It is not often that we send a letter to the President / CEO of a disability insurance company, but the conduct of Life Insurance Company of North America / CIGNA by denying disability insurance benefits to our client required us to do so. We hope Cigna will respond, but despite a $77 million dollar regulatory Settlement in May 2013, Cigna continues to engage in their same unreasonable claim denials. Below is a November 15, 2013 letter written by Gregory Dell to David Cordani, Cigna insurance company’s Chief Executive Officer and President:
Cigna Corporate Headquarters
Attention: David Cordani (CEO)
900 Cottage Grove Road
Bloomfield, CT 06002
RE: Life Insurance Company of North America (Cigna) Long Term Disability Denial
Dear Mr. Cordani
I have reason to believe that you are the CEO of Cigna. I know you are a very busy person and probably have no interaction with your long term disability claims division. The LTD division at CIGNA is in desperate need of your guidance. Despite recent penalties and fines from the Department of Insurance in multiple states, your company continues to operate in an unreasonable manner. I have attached for your review a recent long term disability appeal that we submitted on behalf of our client so that you can have first-hand knowledge of the conduct your company engages in. Our client is a 5’4 270 pound 58 year old woman that is wheelchair bound and has been taking morphine and oxycontin since her date of disability in June 2009. Five employees at Cigna reviewed her file and determined that after 4.5 years of disability she now has the ability to work in a sales position earning over $70,000 annually. It defies common sense that five employees of your company could truly believe that a person in a wheel chair taking numerous narcotics actually has the ability to work. Would you possibly employ someone while they were prescribed and taking narcotics such as morphine and Oxycontin?
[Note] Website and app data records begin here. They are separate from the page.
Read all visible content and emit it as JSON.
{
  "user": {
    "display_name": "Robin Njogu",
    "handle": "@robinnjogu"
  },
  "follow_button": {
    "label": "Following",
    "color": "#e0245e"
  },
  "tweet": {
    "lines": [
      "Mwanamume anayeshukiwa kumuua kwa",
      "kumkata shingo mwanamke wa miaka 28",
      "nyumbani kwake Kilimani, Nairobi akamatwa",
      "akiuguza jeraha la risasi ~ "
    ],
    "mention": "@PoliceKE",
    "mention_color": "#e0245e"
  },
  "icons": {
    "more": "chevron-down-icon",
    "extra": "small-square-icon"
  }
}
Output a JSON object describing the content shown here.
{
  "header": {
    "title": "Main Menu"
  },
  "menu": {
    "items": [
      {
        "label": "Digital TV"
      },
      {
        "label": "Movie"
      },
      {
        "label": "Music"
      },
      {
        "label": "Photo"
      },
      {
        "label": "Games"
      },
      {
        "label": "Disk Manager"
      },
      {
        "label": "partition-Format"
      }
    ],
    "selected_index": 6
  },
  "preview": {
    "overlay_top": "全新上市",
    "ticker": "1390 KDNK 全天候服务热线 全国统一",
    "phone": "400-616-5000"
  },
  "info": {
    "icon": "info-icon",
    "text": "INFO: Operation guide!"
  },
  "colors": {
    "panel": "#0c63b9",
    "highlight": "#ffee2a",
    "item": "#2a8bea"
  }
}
Obviously you would not. I advise you of this particular claim so that it does not come as a surprise to you when it is a national news story. I also hope that you can do something to better train your employees so that unreasonable claim denials such as this case do not take place. I am assuming you are aware of the troubles your disability insurance division is having following the $77 million 2013 Regulatory Settlement Agreement that was entered into with the State Departments of Insurance for California, Connecticut, Maine, Massachusetts and Pennsylvania.
Please contact the undersigned to discuss the hideous conduct and outrageous denial of benefits that took place on this disability claim.
Gregory M. Dell